Finding a final home for the cremains

After the deceased has finally returned to dust, so to speak, there are a number of options that the bereaved can pick to serve as their loved one's final resting place. However, this isn't an instantaneous process. According to Lincoln Heritage, it may take anywhere between a week and ten days before the crematory finishes preparing the cremains for the family, depending on their internal policies.

By far, one of the most popular options is a cremation urn. As elaborates, the staff places a plastic bag containing the ashes into the urn, which they then hand over to the family. The family can either purchase the urn directly from the crematory or buy from a different source. Urns don't necessarily have to look plain and undecorated, though. In fact, a 2012 feature from Oddee showcases some of the most outrageous and bizarre urn designs, from a "Star Trek"-inspired container (selling for $799) to a former president's head (if you have $2,600 to burn).

Sometimes, families may go for more personalized or unique ways of storing the cremains. Some opt to bury the urn or position it under a significant spot, like a sculpture or a tree. Others place the cremains inside pendants or lockets, so that they can take their dearly departed with them wherever they travel. There are even family members who opt to compress the carbon-rich cremains into cremation diamonds, writes Discover Magazine.

Scattering ashes: Sweet, special, and sometimes illegal

For some folks, the idea of having their ashes scattered across the ocean or all over their favorite spot is the truest form of returning to nature. As romantic as it may seem in books and movies, however, it's not something that your loved ones can easily do for you someday. In fact, it's illegal in quite a few places — and if your loved ones get caught, your final resting place will most likely be a landfill.

Urns Northwest discusses the subject at length and even enumerates the places where you can't scatter human ashes. Unsurprisingly, amusement parks are at the top of the list.

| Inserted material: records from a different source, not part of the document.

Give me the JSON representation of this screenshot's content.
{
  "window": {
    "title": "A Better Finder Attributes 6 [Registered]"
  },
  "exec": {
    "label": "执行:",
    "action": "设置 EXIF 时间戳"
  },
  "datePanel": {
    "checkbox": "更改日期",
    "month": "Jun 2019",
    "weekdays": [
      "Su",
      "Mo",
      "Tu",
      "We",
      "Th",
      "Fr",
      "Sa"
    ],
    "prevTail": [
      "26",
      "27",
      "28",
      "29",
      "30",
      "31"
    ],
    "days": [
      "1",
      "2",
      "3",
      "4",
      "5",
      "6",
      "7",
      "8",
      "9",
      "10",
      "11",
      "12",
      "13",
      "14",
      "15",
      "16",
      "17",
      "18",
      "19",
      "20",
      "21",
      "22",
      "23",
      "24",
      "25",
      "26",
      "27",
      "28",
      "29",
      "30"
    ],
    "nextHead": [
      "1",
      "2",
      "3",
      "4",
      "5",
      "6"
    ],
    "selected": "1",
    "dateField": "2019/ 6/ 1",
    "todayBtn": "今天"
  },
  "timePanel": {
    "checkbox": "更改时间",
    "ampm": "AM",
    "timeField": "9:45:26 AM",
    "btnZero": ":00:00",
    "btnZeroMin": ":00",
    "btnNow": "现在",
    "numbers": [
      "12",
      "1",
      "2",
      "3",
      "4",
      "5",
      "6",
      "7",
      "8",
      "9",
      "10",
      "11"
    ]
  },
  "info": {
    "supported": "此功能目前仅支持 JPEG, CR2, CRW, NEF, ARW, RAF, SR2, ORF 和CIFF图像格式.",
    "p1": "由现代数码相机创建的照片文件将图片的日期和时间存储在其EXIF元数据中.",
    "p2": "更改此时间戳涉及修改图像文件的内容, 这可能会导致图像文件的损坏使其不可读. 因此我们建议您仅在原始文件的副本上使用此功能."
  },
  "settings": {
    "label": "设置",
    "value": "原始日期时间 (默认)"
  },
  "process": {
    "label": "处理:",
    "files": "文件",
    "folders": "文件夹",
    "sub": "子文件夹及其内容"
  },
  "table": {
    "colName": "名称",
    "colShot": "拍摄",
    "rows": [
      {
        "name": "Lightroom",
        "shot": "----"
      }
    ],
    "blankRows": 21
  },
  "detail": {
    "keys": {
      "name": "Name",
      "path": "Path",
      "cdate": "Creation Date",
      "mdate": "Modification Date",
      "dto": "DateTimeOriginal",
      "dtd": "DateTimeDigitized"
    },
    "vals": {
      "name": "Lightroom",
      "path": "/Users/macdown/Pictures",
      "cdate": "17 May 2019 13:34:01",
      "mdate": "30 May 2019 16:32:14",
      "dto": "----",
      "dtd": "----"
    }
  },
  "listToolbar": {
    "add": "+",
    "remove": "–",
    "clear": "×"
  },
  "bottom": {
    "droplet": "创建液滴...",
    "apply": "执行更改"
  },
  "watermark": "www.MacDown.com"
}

According to a 2018 article in The Wall Street Journal, a "HEPA cleanup" immediately follows any attempt to scatter cremains in Disney parks (which, according to employees, is apparently a monthly thing). If you and your deceased loved one were fans of Mickey Mouse, getting caught would probably be the worst thing for both of you: The cremains will end up in the trash, and you'll get kicked out of the Happiest Place on Earth.

Other places where you can't scatter ashes: golf courses, sports stadiums, or any kind of private property. If it's any consolation, you can send your loved one's ashes into outer space, though it'll cost anywhere between $2,500 and $12,500, according to CNET.

Alkaline hydrolysis: an alternative to ashes

As mentioned earlier, the cremation process ends up generating large quantities of gas and particles. And while the after-chamber exists to deal with this, it's not always enough, especially with the rising number of cremations (as CNN reports). It's not surprising that experts were able to come up with a more environment-friendly alternative.

According to Popular Mechanics, alkaline hydrolysis (also called liquid cremation) started out as a means of disposing of infected animal carcasses. The operator heats up a stainless steel, pressurized chamber full of water and potassium hydroxide to 300 degrees Fahrenheit. Within three hours, it can turn a body into a goopy, greenish-brown liquid, leaving only softened bones and non-organic matter behind, reports KQED. A fortuitous side effect of this process, particularly from the perspective of human cremation, is that it generates fewer pollutants, including reduced carbon monoxide.

Alkaline hydrolysis does seem like a fantastic alternative to modern cremation, but there are at least three major downsides to it. For starters, it's a lot more expensive: Crematories can expect to spend up to a cool $500,000 for the chamber, which is five times what a basic cremation chamber costs. The process also takes longer than cremation (three to 16 hours, according to the Cremation Association of North America), and it's still illegal in many states (based on the organization's map).